Your task
Say how many of the lines below include the word "Scanner", and write nothing else.

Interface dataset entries

--- START ---

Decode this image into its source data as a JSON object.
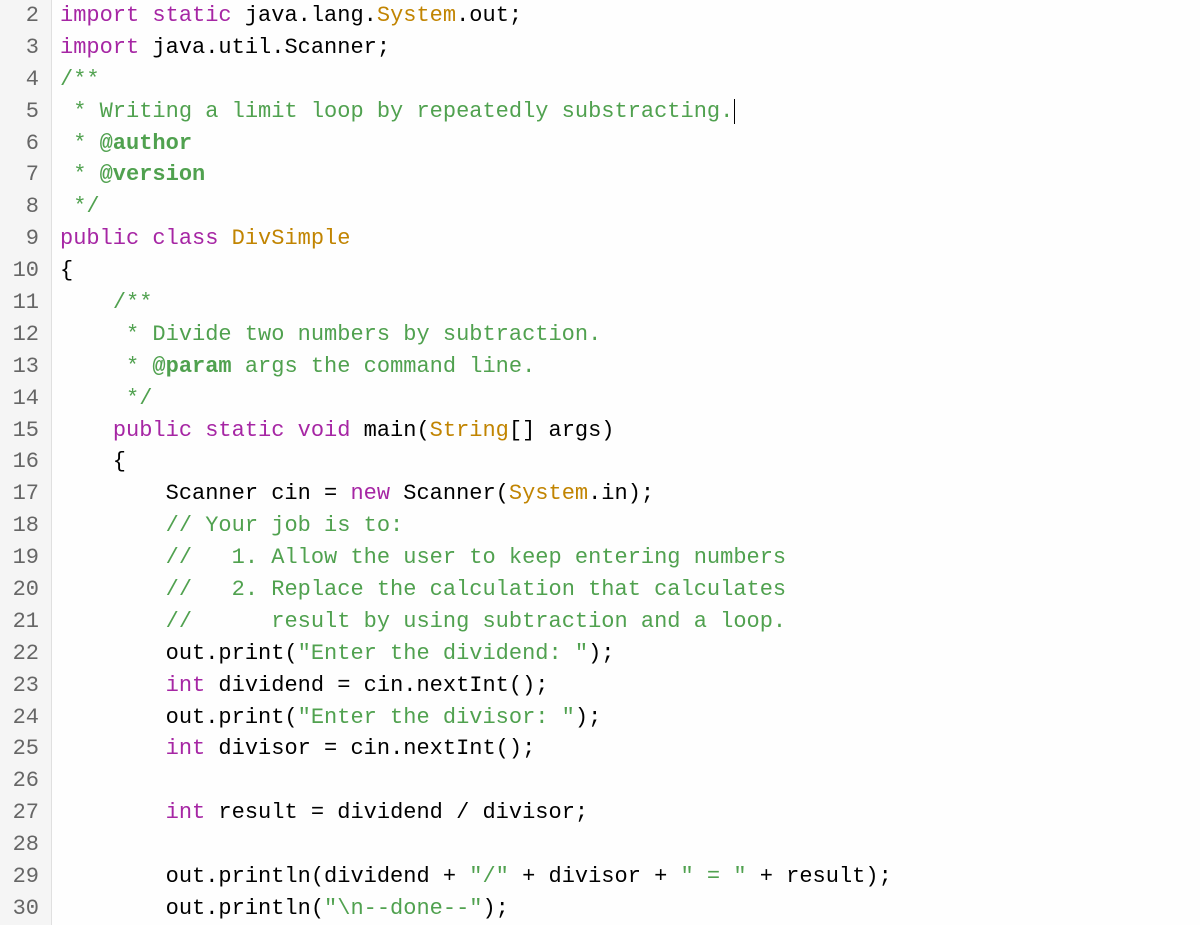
{
  "lines": [
    {
      "num": 2,
      "tokens": [
        {
          "t": "kw",
          "v": "import static"
        },
        {
          "t": "p",
          "v": " java.lang."
        },
        {
          "t": "type",
          "v": "System"
        },
        {
          "t": "p",
          "v": ".out;"
        }
      ]
    },
    {
      "num": 3,
      "tokens": [
        {
          "t": "kw",
          "v": "import"
        },
        {
          "t": "p",
          "v": " java.util.Scanner;"
        }
      ]
    },
    {
      "num": 4,
      "tokens": [
        {
          "t": "comment",
          "v": "/**"
        }
      ]
    },
    {
      "num": 5,
      "tokens": [
        {
          "t": "comment",
          "v": " * Writing a limit loop by repeatedly substracting."
        },
        {
          "t": "cursor",
          "v": ""
        }
      ]
    },
    {
      "num": 6,
      "tokens": [
        {
          "t": "comment",
          "v": " * "
        },
        {
          "t": "doctag",
          "v": "@author"
        }
      ]
    },
    {
      "num": 7,
      "tokens": [
        {
          "t": "comment",
          "v": " * "
        },
        {
          "t": "doctag",
          "v": "@version"
        }
      ]
    },
    {
      "num": 8,
      "tokens": [
        {
          "t": "comment",
          "v": " */"
        }
      ]
    },
    {
      "num": 9,
      "tokens": [
        {
          "t": "kw",
          "v": "public class"
        },
        {
          "t": "p",
          "v": " "
        },
        {
          "t": "type",
          "v": "DivSimple"
        }
      ]
    },
    {
      "num": 10,
      "tokens": [
        {
          "t": "p",
          "v": "{"
        }
      ]
    },
    {
      "num": 11,
      "tokens": [
        {
          "t": "p",
          "v": "    "
        },
        {
          "t": "comment",
          "v": "/**"
        }
      ]
    },
    {
      "num": 12,
      "tokens": [
        {
          "t": "p",
          "v": "    "
        },
        {
          "t": "comment",
          "v": " * Divide two numbers by subtraction."
        }
      ]
    },
    {
      "num": 13,
      "tokens": [
        {
          "t": "p",
          "v": "    "
        },
        {
          "t": "comment",
          "v": " * "
        },
        {
          "t": "doctag",
          "v": "@param"
        },
        {
          "t": "comment",
          "v": " args the command line."
        }
      ]
    },
    {
      "num": 14,
      "tokens": [
        {
          "t": "p",
          "v": "    "
        },
        {
          "t": "comment",
          "v": " */"
        }
      ]
    },
    {
      "num": 15,
      "tokens": [
        {
          "t": "p",
          "v": "    "
        },
        {
          "t": "kw",
          "v": "public static void"
        },
        {
          "t": "p",
          "v": " main("
        },
        {
          "t": "type",
          "v": "String"
        },
        {
          "t": "p",
          "v": "[] args)"
        }
      ]
    },
    {
      "num": 16,
      "tokens": [
        {
          "t": "p",
          "v": "    {"
        }
      ]
    },
    {
      "num": 17,
      "tokens": [
        {
          "t": "p",
          "v": "        Scanner cin = "
        },
        {
          "t": "kw",
          "v": "new"
        },
        {
          "t": "p",
          "v": " Scanner("
        },
        {
          "t": "type",
          "v": "System"
        },
        {
          "t": "p",
          "v": ".in);"
        }
      ]
    },
    {
      "num": 18,
      "tokens": [
        {
          "t": "p",
          "v": "        "
        },
        {
          "t": "comment",
          "v": "// Your job is to:"
        }
      ]
    },
    {
      "num": 19,
      "tokens": [
        {
          "t": "p",
          "v": "        "
        },
        {
          "t": "comment",
          "v": "//   1. Allow the user to keep entering numbers"
        }
      ]
    },
    {
      "num": 20,
      "tokens": [
        {
          "t": "p",
          "v": "        "
        },
        {
          "t": "comment",
          "v": "//   2. Replace the calculation that calculates"
        }
      ]
    },
    {
      "num": 21,
      "tokens": [
        {
          "t": "p",
          "v": "        "
        },
        {
          "t": "comment",
          "v": "//      result by using subtraction and a loop."
        }
      ]
    },
    {
      "num": 22,
      "tokens": [
        {
          "t": "p",
          "v": "        out.print("
        },
        {
          "t": "str",
          "v": "\"Enter the dividend: \""
        },
        {
          "t": "p",
          "v": ");"
        }
      ]
    },
    {
      "num": 23,
      "tokens": [
        {
          "t": "p",
          "v": "        "
        },
        {
          "t": "kw",
          "v": "int"
        },
        {
          "t": "p",
          "v": " dividend = cin.nextInt();"
        }
      ]
    },
    {
      "num": 24,
      "tokens": [
        {
          "t": "p",
          "v": "        out.print("
        },
        {
          "t": "str",
          "v": "\"Enter the divisor: \""
        },
        {
          "t": "p",
          "v": ");"
        }
      ]
    },
    {
      "num": 25,
      "tokens": [
        {
          "t": "p",
          "v": "        "
        },
        {
          "t": "kw",
          "v": "int"
        },
        {
          "t": "p",
          "v": " divisor = cin.nextInt();"
        }
      ]
    },
    {
      "num": 26,
      "tokens": [
        {
          "t": "p",
          "v": ""
        }
      ]
    },
    {
      "num": 27,
      "tokens": [
        {
          "t": "p",
          "v": "        "
        },
        {
          "t": "kw",
          "v": "int"
        },
        {
          "t": "p",
          "v": " result = dividend / divisor;"
        }
      ]
    },
    {
      "num": 28,
      "tokens": [
        {
          "t": "p",
          "v": ""
        }
      ]
    },
    {
      "num": 29,
      "tokens": [
        {
          "t": "p",
          "v": "        out.println(dividend + "
        },
        {
          "t": "str",
          "v": "\"/\""
        },
        {
          "t": "p",
          "v": " + divisor + "
        },
        {
          "t": "str",
          "v": "\" = \""
        },
        {
          "t": "p",
          "v": " + result);"
        }
      ]
    },
    {
      "num": 30,
      "tokens": [
        {
          "t": "p",
          "v": "        out.println("
        },
        {
          "t": "str",
          "v": "\"\\n--done--\""
        },
        {
          "t": "p",
          "v": ");"
        }
      ]
    }
  ]
}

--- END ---

Result of the exercise
3